Saturday, July 15, 2006
Joe Anthony has crafted an engaging tale of Appalachia. A transplant, Anthony writes with an insider's knowledge and an outsider's perspective an unusual and effective aesthetic.
His main character, Linda Eliot, also a transplant, teaches at the community college in the coal-mining town of Peril, Ky., which is aptly named. Tarpless coal trucks scream around the hairpin mountain roads. Neighbors tote shotguns. Students write nasty evaluations. Menace thrives like dark particulates in the very air.
Why, Linda asks one day in class, do so many people get killed in Peril? It seems almost like a rhetorical question. But one of her students, Hugh, an older boy who's been in the Navy, offers an answer: "Do your drinking in the wrong bars. Get born into the wrong families. You do either and the odds of getting shot go up a whole lot. Do your drinking at home, be born right and you'll liable [sic] to live to a long old age, even in Peril."
Hugh is also her most promising student, somewhat in spite of himself. He likes to play the good ol' boy. But Linda recognizes his talent for writing. In a clever strategy, the author presents many of Hugh's compositions for English class, and they shed light on his opinions about the hardscrabble life in the hollows.
Linda and Hugh are on a dark trajectory, which will not be revealed here. Suffice it to say, the reader is made to care about both of these characters, albeit in somewhat different ways.
The minor characters here tend to be rather one-dimensional. And some of the action is too flatly issues-driven. That is, the novel sometimes seems to be in service to ideas, when -- since this is art -- ideas should be in service to the novel.
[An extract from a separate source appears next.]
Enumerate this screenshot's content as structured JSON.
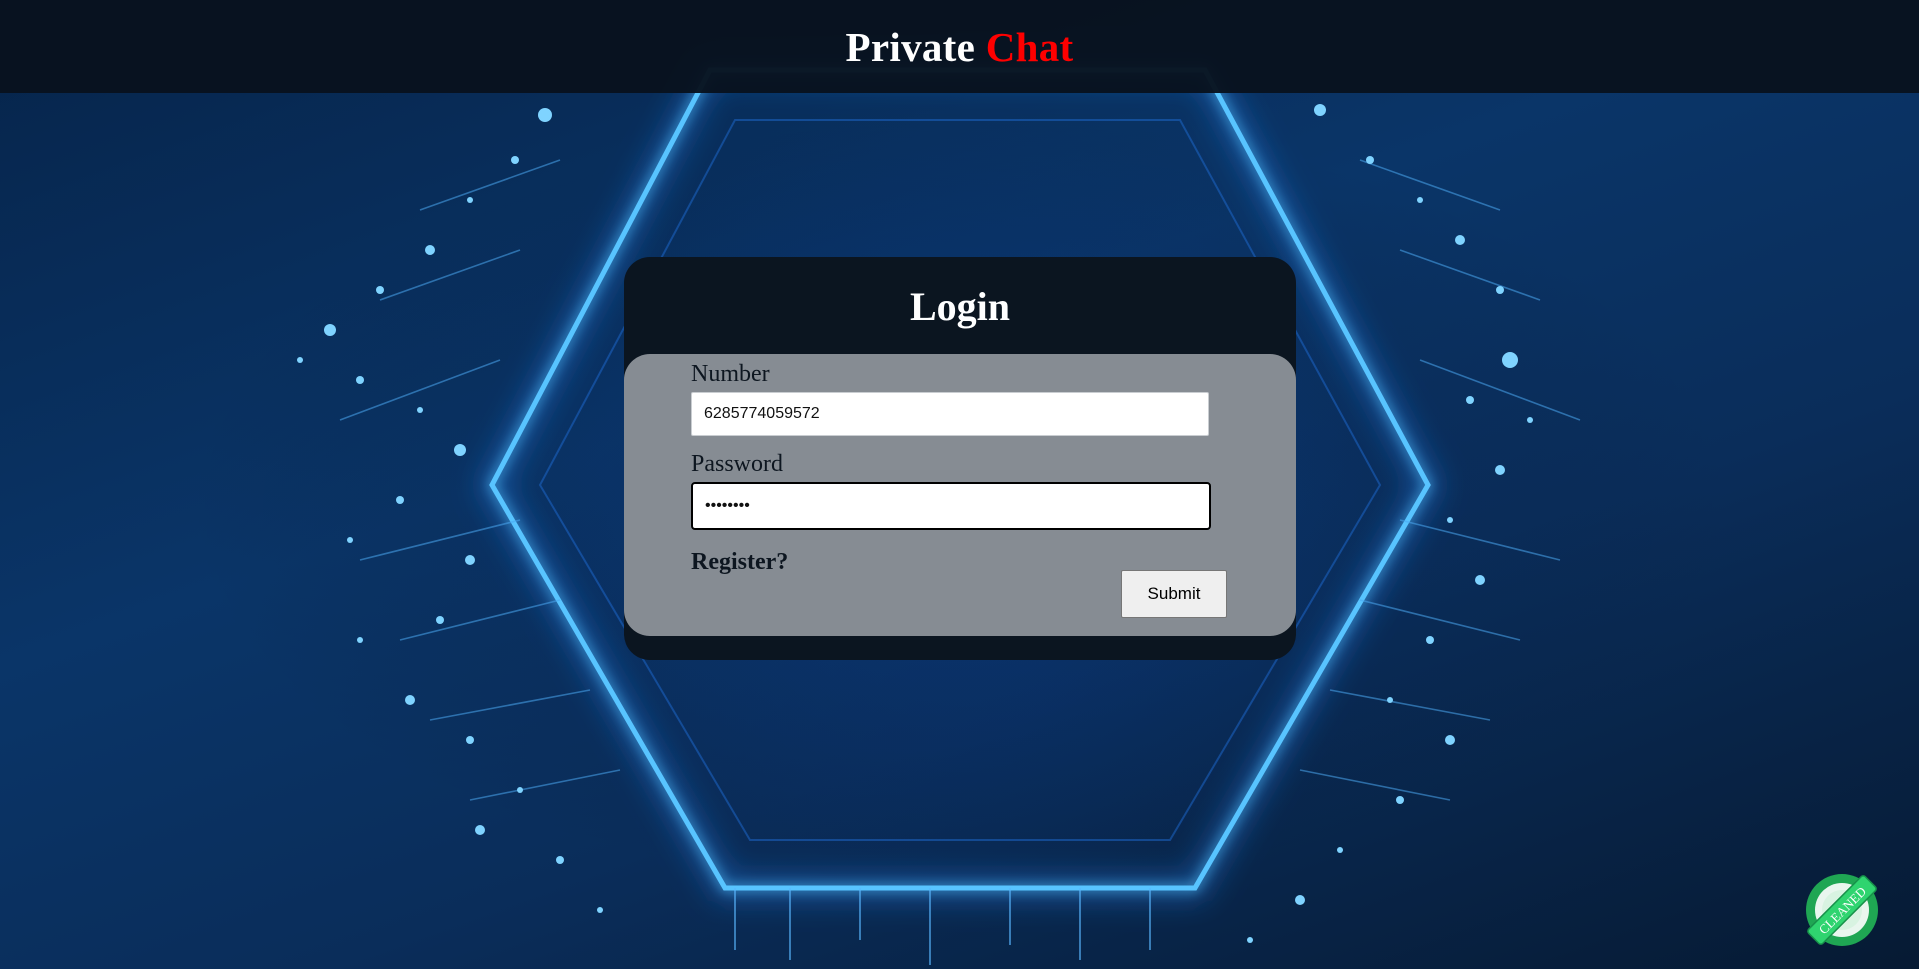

But the writing is spirited and compelling, and the author brings a
unique perspective to Appalachian culture.